Additional measurements that will be used in this study include NOAA moorings along the East and Gulf coasts, the Total Carbon Column Observing Network (TCCON) sites at Park Falls, Wisconsin (WLEF) and the Department of Energy-Atmospheric Radiation Measurement (DOE-ARM) Central Facility, OK sites, and the NOAA Aircraft (biweekly vertical profiles) and Tall Tower networks. These data are all accessible to the public.
The eastern half of the United States, a region that includes a highly productive biosphere, vigorous agricultural activity, extensive gas and oil extraction, dynamic, seasonally varying weather patterns and the most extensive carbon cycle and meteorological observing networks on Earth, serves as an ideal setting for the mission. Flights will concentrate observations on three study domains: Northeast, South-central, and Midwest.
ACT-America will deploy the NASA C-130 and B-200 aircraft to measure atmospheric CO2 and CH4 in the atmospheric boundary layer (ABL) and free troposphere (FT). The mission proposes a total of 70 science flights, 528 hours for the C-130 and 396 hours for the B-200, dedicated in a roughly 3:3:1 ratio among fair weather, stormy weather, and OCO-2 underpass flight patterns.
For fair and stormy weather flights, the C-130 will fly at 3-8 km above ground, collecting in situ measurements in the lower FT, remotely sensed, column-averaged CO2 measurements focused on the ABL, and occasional in situ vertical profiles. The B-200 will primarily sample the ABL. For OCO-2 underflights, the C-130 will fly at 8 km above ground with the B-200 flying in the ABL, both along the OCO-2 flight track. The existing in situ tower CO2/CH4 observing network will be enhanced with five additional tower sites.
The mission will deliver 2-3 times more high-quality lower tropospheric CO2 and CH4 observations than any previous airborne campaign.
These data are available through the Oak Ridge National Laboratory (ORNL) Distributed Active Archive Center (DAAC).
Contact for Data Center Access Information:
- E-mail: email@example.com
- Telephone: +1 (865) 241-3952
ICARTT File Format Standards V1.1. Available from https://www-air.larc.nasa.gov/missions/etc/IcarttDataFormat.htm

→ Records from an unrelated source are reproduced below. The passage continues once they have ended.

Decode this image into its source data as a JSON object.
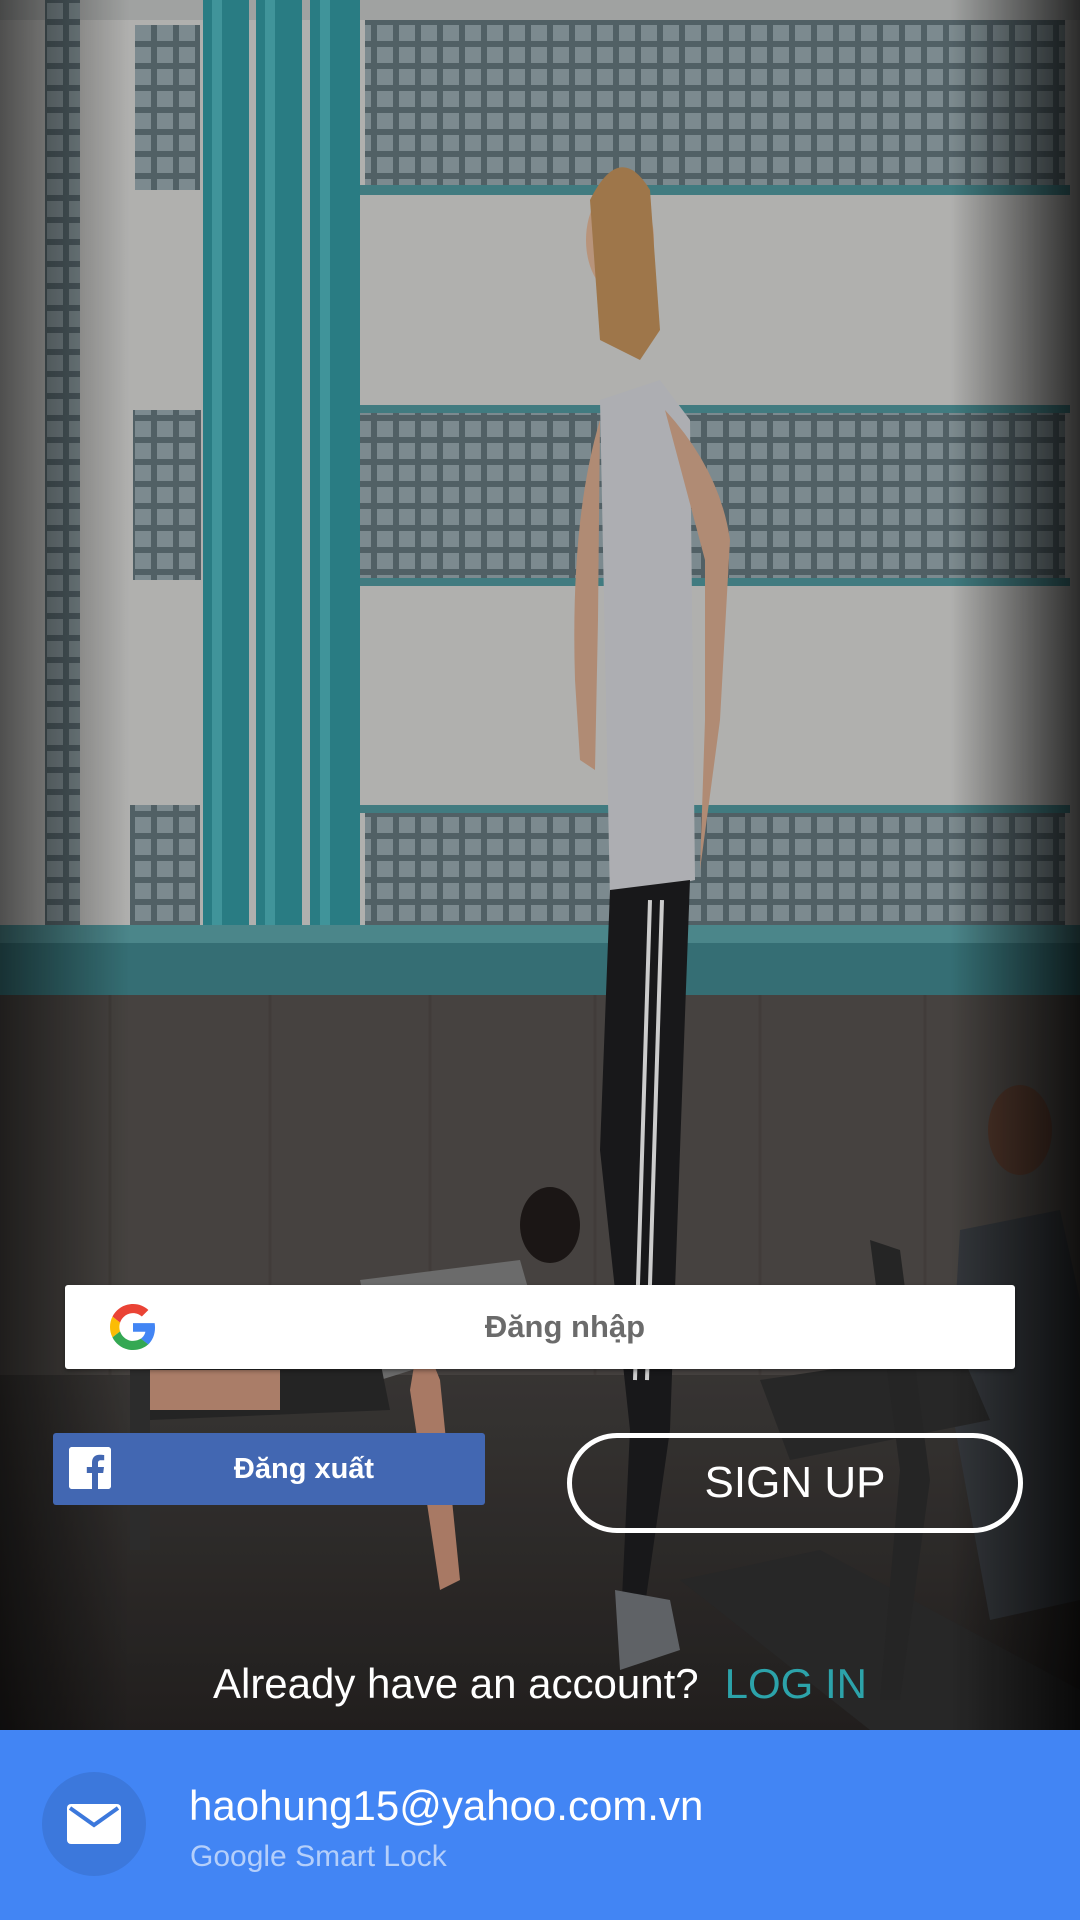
{
  "google_signin": {
    "label": "Đăng nhập",
    "icon": "google-g-icon"
  },
  "facebook_button": {
    "label": "Đăng xuất",
    "icon": "facebook-f-icon",
    "color": "#4267b2"
  },
  "signup_button": {
    "label": "SIGN UP"
  },
  "login_prompt": {
    "question": "Already have an account?",
    "link": "LOG IN",
    "link_color": "#2ca3aa"
  },
  "smart_lock": {
    "email": "haohung15@yahoo.com.vn",
    "subtitle": "Google Smart Lock",
    "icon": "mail-icon",
    "color": "#4285f4"
  }
}
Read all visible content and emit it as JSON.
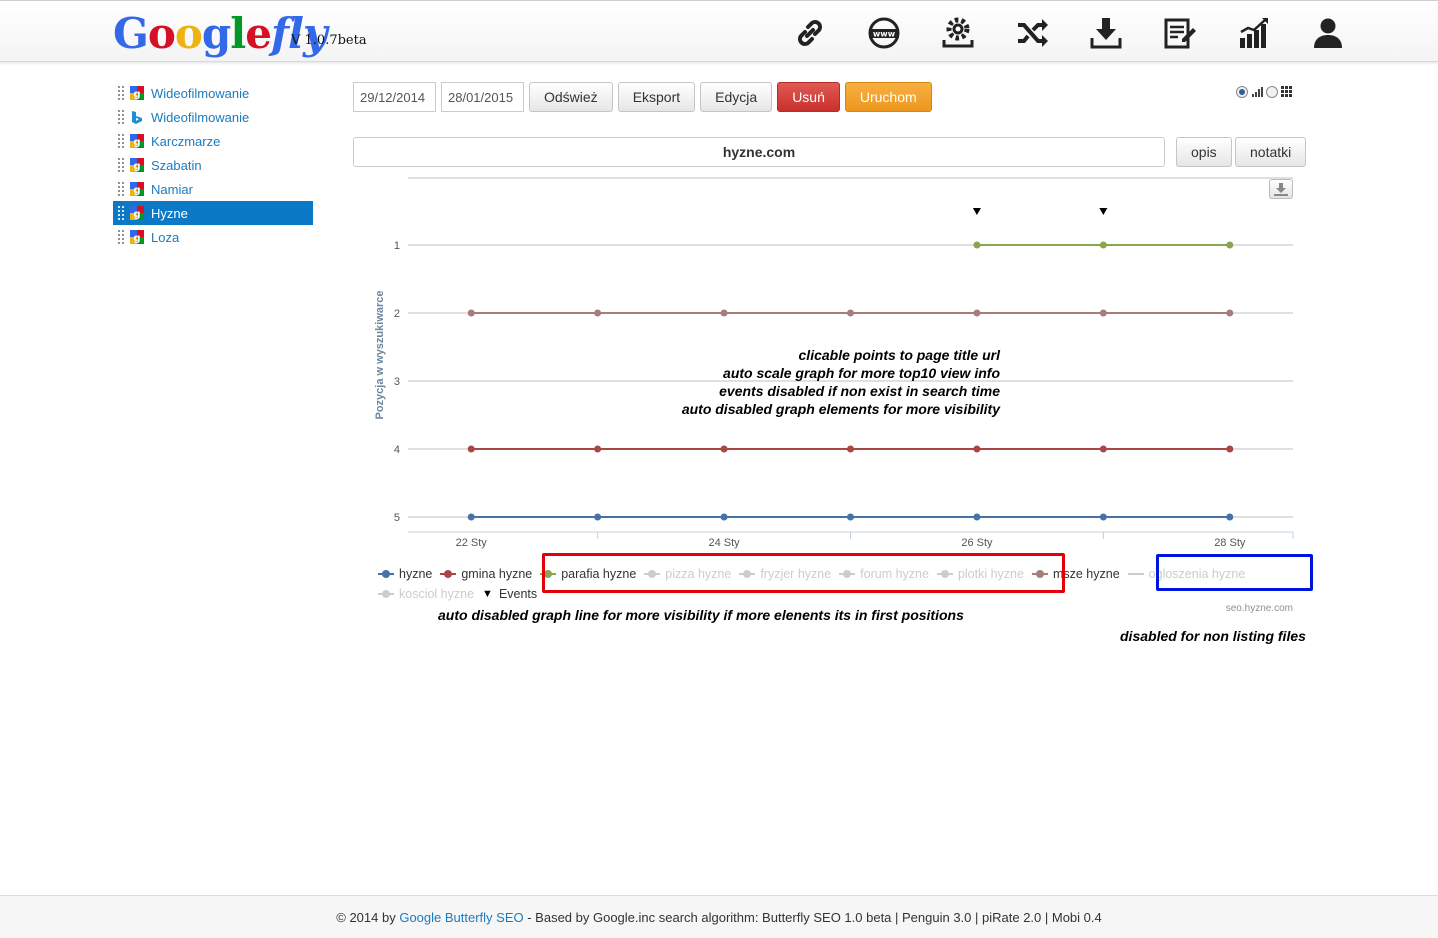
{
  "header": {
    "logo": {
      "text": "Googlefly",
      "version": "V 1.0.7beta"
    },
    "nav": [
      {
        "icon": "link-icon"
      },
      {
        "icon": "www-icon"
      },
      {
        "icon": "settings-icon"
      },
      {
        "icon": "shuffle-icon"
      },
      {
        "icon": "download-icon"
      },
      {
        "icon": "notes-icon"
      },
      {
        "icon": "stats-icon"
      },
      {
        "icon": "user-icon"
      }
    ]
  },
  "sidebar": {
    "items": [
      {
        "label": "Wideofilmowanie",
        "icon": "google-icon",
        "active": false
      },
      {
        "label": "Wideofilmowanie",
        "icon": "bing-icon",
        "active": false
      },
      {
        "label": "Karczmarze",
        "icon": "google-icon",
        "active": false
      },
      {
        "label": "Szabatin",
        "icon": "google-icon",
        "active": false
      },
      {
        "label": "Namiar",
        "icon": "google-icon",
        "active": false
      },
      {
        "label": "Hyzne",
        "icon": "google-icon",
        "active": true
      },
      {
        "label": "Loza",
        "icon": "google-icon",
        "active": false
      }
    ]
  },
  "toolbar": {
    "date_from": "29/12/2014",
    "date_to": "28/01/2015",
    "refresh": "Odśwież",
    "export": "Eksport",
    "edit": "Edycja",
    "delete": "Usuń",
    "run": "Uruchom"
  },
  "title_bar": {
    "value": "hyzne.com",
    "opis": "opis",
    "notatki": "notatki"
  },
  "notes": [
    "clicable points to page title url",
    "auto scale graph for more top10 view info",
    "events disabled if non exist in search time",
    "auto disabled graph elements for more visibility"
  ],
  "note_legend": "auto disabled graph line for more visibility if more elenents its in first positions",
  "note_disabled": "disabled for non listing files",
  "chart_data": {
    "type": "line",
    "ylabel": "Pozycja w wyszukiwarce",
    "y_reversed": true,
    "ylim": [
      1,
      5
    ],
    "y_ticks": [
      "1",
      "2",
      "3",
      "4",
      "5"
    ],
    "x_ticks": [
      "22 Sty",
      "24 Sty",
      "26 Sty",
      "28 Sty"
    ],
    "x_range": [
      21.5,
      28.5
    ],
    "x": [
      22,
      23,
      24,
      25,
      26,
      27,
      28
    ],
    "series": [
      {
        "name": "hyzne",
        "color": "#4572a7",
        "values": [
          5,
          5,
          5,
          5,
          5,
          5,
          5
        ],
        "enabled": true
      },
      {
        "name": "gmina hyzne",
        "color": "#aa4643",
        "values": [
          4,
          4,
          4,
          4,
          4,
          4,
          4
        ],
        "enabled": true
      },
      {
        "name": "parafia hyzne",
        "color": "#89a54e",
        "values": [
          null,
          null,
          null,
          null,
          1,
          1,
          1
        ],
        "enabled": true
      },
      {
        "name": "pizza hyzne",
        "color": "#cccccc",
        "values": [],
        "enabled": false
      },
      {
        "name": "fryzjer hyzne",
        "color": "#cccccc",
        "values": [],
        "enabled": false
      },
      {
        "name": "forum hyzne",
        "color": "#cccccc",
        "values": [],
        "enabled": false
      },
      {
        "name": "plotki hyzne",
        "color": "#cccccc",
        "values": [],
        "enabled": false
      },
      {
        "name": "msze hyzne",
        "color": "#a47d7c",
        "values": [
          2,
          2,
          2,
          2,
          2,
          2,
          2
        ],
        "enabled": true
      },
      {
        "name": "ogloszenia hyzne",
        "color": "#cccccc",
        "values": [],
        "enabled": false,
        "plain": true
      },
      {
        "name": "kosciol hyzne",
        "color": "#cccccc",
        "values": [],
        "enabled": false
      }
    ],
    "events": {
      "name": "Events",
      "x": [
        26,
        27
      ]
    },
    "credit": "seo.hyzne.com"
  },
  "footer": {
    "prefix": "© 2014 by ",
    "link": "Google Butterfly SEO",
    "suffix": " - Based by Google.inc search algorithm: Butterfly SEO 1.0 beta | Penguin 3.0 | piRate 2.0 | Mobi 0.4"
  }
}
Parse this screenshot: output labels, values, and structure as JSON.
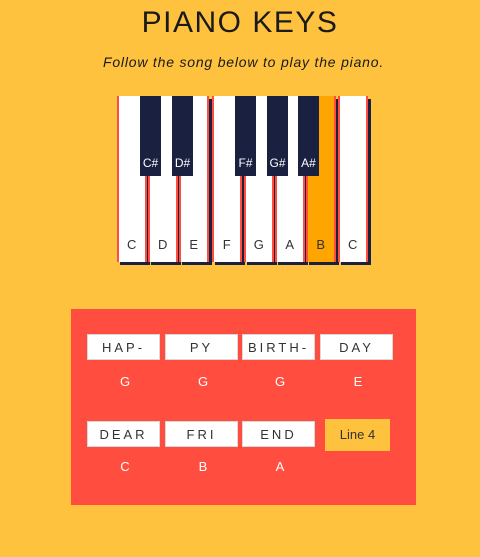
{
  "header": {
    "title": "PIANO KEYS",
    "subtitle": "Follow the song below to play the piano."
  },
  "piano": {
    "white_keys": [
      "C",
      "D",
      "E",
      "F",
      "G",
      "A",
      "B",
      "C"
    ],
    "black_keys": [
      "C#",
      "D#",
      "F#",
      "G#",
      "A#"
    ],
    "active_key": "B",
    "colors": {
      "white": "#ffffff",
      "black": "#1A2040",
      "active": "#FFA500",
      "key_border": "#FF4D3F"
    }
  },
  "song": {
    "lines": [
      {
        "syllables": [
          "HAP-",
          "PY",
          "BIRTH-",
          "DAY"
        ],
        "notes": [
          "G",
          "G",
          "G",
          "E"
        ]
      },
      {
        "syllables": [
          "DEAR",
          "FRI",
          "END"
        ],
        "notes": [
          "C",
          "B",
          "A"
        ]
      }
    ],
    "next_line_label": "Line 4"
  },
  "colors": {
    "background": "#FFC23F",
    "panel": "#FF4D3F",
    "button": "#FFC23F"
  }
}
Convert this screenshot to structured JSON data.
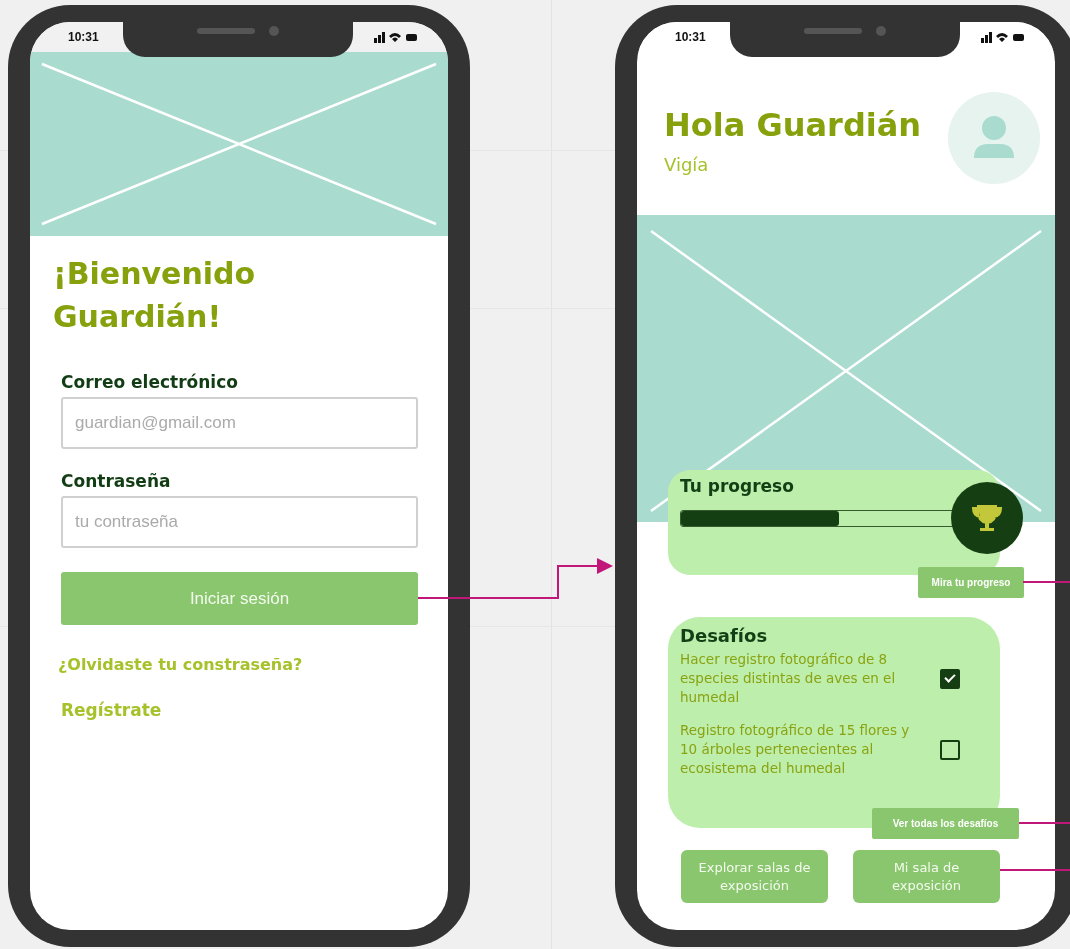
{
  "screens": [
    {
      "kind": "login",
      "status_time": "10:31",
      "title": "¡Bienvenido Guardián!",
      "fields": [
        {
          "label": "Correo electrónico",
          "placeholder": "guardian@gmail.com"
        },
        {
          "label": "Contraseña",
          "placeholder": "tu contraseña"
        }
      ],
      "button": "Iniciar sesión",
      "links": [
        "¿Olvidaste tu constraseña?",
        "Regístrate"
      ]
    },
    {
      "kind": "home",
      "status_time": "10:31",
      "title": "Hola Guardián",
      "subtitle": "Vigía",
      "progress": {
        "title": "Tu progreso",
        "level": 0.58,
        "button": "Mira tu progreso"
      },
      "challenges": {
        "title": "Desafíos",
        "items": [
          {
            "text": "Hacer registro fotográfico de 8 especies distintas de aves en el humedal",
            "checked": true
          },
          {
            "text": "Registro fotográfico de 15 flores y 10 árboles pertenecientes al ecosistema del humedal",
            "checked": false
          }
        ],
        "button": "Ver todas los desafíos"
      },
      "buttons": [
        "Explorar salas de exposición",
        "Mi sala de exposición"
      ]
    }
  ]
}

Miles, N.L., D.K. Martins, S.J. Richardson, C. Rella, T. Lauvaux, K.J. Davis, Z.R. Barkley, K. McKain, and C. Sweeney. 2017. Calibration and field testing of cavity ring-down laser spectrometers measuring CH4, CO2, and δ13CH4 deployed on towers in the Marcellus Shale region. Atmos. Meas. Tech. Disc., in review, https://doi.org/10.5194/amt-2017-364
Miles, N.L., S.J. Richardson, T. Lauvaux, K.J. Davis, J. Turnbull, A. Karion, C. Sweeney, K.R. Gurney, R. Patarasuk, I. Razlivanov, M.O. Cambaliza, and P. Shepson. 2017. Quantification of urban atmospheric boundary layer greenhouse gas dry mole fraction enhancements: Results from the Indianapolis Flux Experiment (INFLUX). Elem. Sci. Anth., 5:27, http://doi.org/10.1525/elementa.127
Richardson SJ, Miles NL, Davis KJ, Lauvaux T, Martins DK, Turnbull JC, et al.. 2017. Tower measurement network of in-situ CO2, CH4, and CO in support of the Indianapolis FLUX (INFLUX) Experiment. Elem Sci Anth. 5:59. DOI: http://doi.org/10.1525/elementa.140
Data Set Revisions
The ORNL DAAC will continue to update the tower-based data as it becomes available.
|Data Version||ORNL DAAC Release Date||Description|
|Version 1.1||2018-06-11||Addition of 2015 and 2017 Hourly Picarro Tower Data|
|Version 1||2018-02-06||2016 Hourly Picarro Tower data|